National Council for Children Post-Separation
Family Law Amendments Welcomed by Children’s Rights Group
26 March 2011
The National Council for Children Post-Separation (NCCPS) has welcomed Family Law Reform announcement by the Attorney-General which will see new family law legislation that will give higher priority to children’s safety over their involvement with both parents after separation.
Hundreds of children have been subjected to all forms of abuse and even death as a direct consequence of the Family Law (Shared Parenting) Act 2006. The tragic death of Darcey Freeman was one such case where, despite death threats involving all three children, the mother was persuaded to agree to shared parenting because of the risk that she would be labelled as bad or mad by the Family Court and lose residence of her children.
Researcher Dr Elspeth McInnes, an expert on child abuse states, “I have personal knowledge of cases where children have been placed in the custody of convicted paedophiles and child sex abusers by court decisions in the Family Law system their sufferings in such circumstances are unimaginable. The emotional traumas they suffer will be severe and damaging to their lives for many years to come.”
The amendments to the Family Law Act 1975 can greatly benefit many thousands of children in Australia, whose care is determined by family law courts after parents separate. The amendments will fully recognise the Rights of Children under the United Nations Convention which was ratified by the Australian government in 1991.
In particular, the new law will establish the rights of children to be protected from abuse and exploitation, and to have a say in decisions affecting their lives.
Child Protection Specialist Adviser Charles Pragnell states, “Under the current Shared Parenting law children are treated as little more than parental possessions as they were under 19th Century laws, whereby parents have absolute right over their children regardless of whether a parent is toxic and dangerous to the welfare of their children It is inhumane, uncivilised, and unconscionable that so many children are being ordered into contact with and even the custody of abusive parents and de facto parents under the Shared Parenting law.

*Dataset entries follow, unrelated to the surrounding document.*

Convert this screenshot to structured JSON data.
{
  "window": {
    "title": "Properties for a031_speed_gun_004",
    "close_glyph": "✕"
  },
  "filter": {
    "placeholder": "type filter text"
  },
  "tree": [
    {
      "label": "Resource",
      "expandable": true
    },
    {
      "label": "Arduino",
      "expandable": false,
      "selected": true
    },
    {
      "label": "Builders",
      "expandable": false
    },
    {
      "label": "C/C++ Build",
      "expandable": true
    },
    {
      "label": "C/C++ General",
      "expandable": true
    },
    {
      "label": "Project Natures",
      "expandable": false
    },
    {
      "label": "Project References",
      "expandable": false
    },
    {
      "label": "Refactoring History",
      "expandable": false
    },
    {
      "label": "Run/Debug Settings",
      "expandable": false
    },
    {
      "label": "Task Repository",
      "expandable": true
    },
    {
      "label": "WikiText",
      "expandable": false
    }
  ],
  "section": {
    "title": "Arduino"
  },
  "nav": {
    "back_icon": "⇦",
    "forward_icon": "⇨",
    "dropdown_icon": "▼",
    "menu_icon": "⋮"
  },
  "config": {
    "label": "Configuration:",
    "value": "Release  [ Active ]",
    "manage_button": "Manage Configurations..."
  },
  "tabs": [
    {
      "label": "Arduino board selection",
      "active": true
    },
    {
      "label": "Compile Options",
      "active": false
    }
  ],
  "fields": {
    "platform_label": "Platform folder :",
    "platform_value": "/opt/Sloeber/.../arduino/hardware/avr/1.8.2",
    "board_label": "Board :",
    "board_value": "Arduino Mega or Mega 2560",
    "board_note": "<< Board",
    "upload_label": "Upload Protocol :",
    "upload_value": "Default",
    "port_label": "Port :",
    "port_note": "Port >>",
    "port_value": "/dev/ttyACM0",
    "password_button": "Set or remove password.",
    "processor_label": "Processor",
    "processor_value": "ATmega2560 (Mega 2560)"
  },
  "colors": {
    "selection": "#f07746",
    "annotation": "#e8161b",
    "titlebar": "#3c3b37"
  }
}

To add the appendage that such decisions are `In the Best Interests of the Child’ is completely lacking in credibility and, at best, suggests very serious ignorance of child development and child abuse.”
The 2006 Shared Parenting changes to the law placed parental rights as paramount and determines that children should be shared between the parents ‘where practicable.’ Children’s opposition to such arrangements is frequently ignored and disregarded. This law has been greatly to the disadvantage of children and the most recent research shows that 50% of children are unhappy with such arrangements and do not feel safe.
Sharing children in this way has also meant that children have been shuttled between homes on a week-about basis living out of suitcases, and becoming little more than time-Share children and `Ping-Pongs’ with no stable life, and living out of suitcases. Others have been forced to be uprooted and to relocate many thousands of miles from their familiar schools and neighbourhoods and extended families, because a parent has chosen to move interstate for work and has insisted on the right to have regular contact with the child. A pre-school child was forced to fly to the Middle East from Sydney every month although the judge readily acknowledged the considerable distress that would be caused to this child.
Although the presumption of Shared Parenting is rebuttable if domestic violence and child abuse can be proved, in practice it has been virtually impossible for such allegations to be proved in family law courts. Chief Justice Diane Bryant has declared that the Family Court does not have a role or investigatory powers where allegations of child abuse and domestic violence are made to the Court. State child protection authorities have refused to be involved in such cases, despite their duties to protect children under State laws. The test of evidence (Briginshaw & Briginshaw) in matters of child abuse and domestic violence in family law has placed the standard of proof at the extreme end of the scale of balance of probabilities. Family Consultants appointed by Courts to give opinions on domestic violence and child abuse, have not had the necessary training, study, knowledge, and experience in such fields.
One of the most serious consequences of this failure of the Family Courts to investigate allegations of child abuse and domestic violence has been that some parents have been forced to flee interstate and abroad in order to protect their children from what they believe to be an abusive parent. When they have been discovered several parents have been imprisoned, heavily fined, and their children removed into the custody of the alleged abuser. One such mother has been held in prison now for 197 days and faces a 13 year prison sentence, solely for leaving the Court’s jurisdiction to protect her child.
The Howard amendment of 2006 made it difficult for women to make allegations of domestic violence in custody disputes because they could be branded an unfriendly parent, increasing the chances of shared care being ordered and even for her children to be taken from her. The changes will make it easier for parents to produce evidence of violence in cases where parents are in dispute over contact arrangements.
The NCCPS believes these amendments will hopefully do a great deal to improve the situation for many hundreds of children and protect them from abuse and exploitation, as is their right.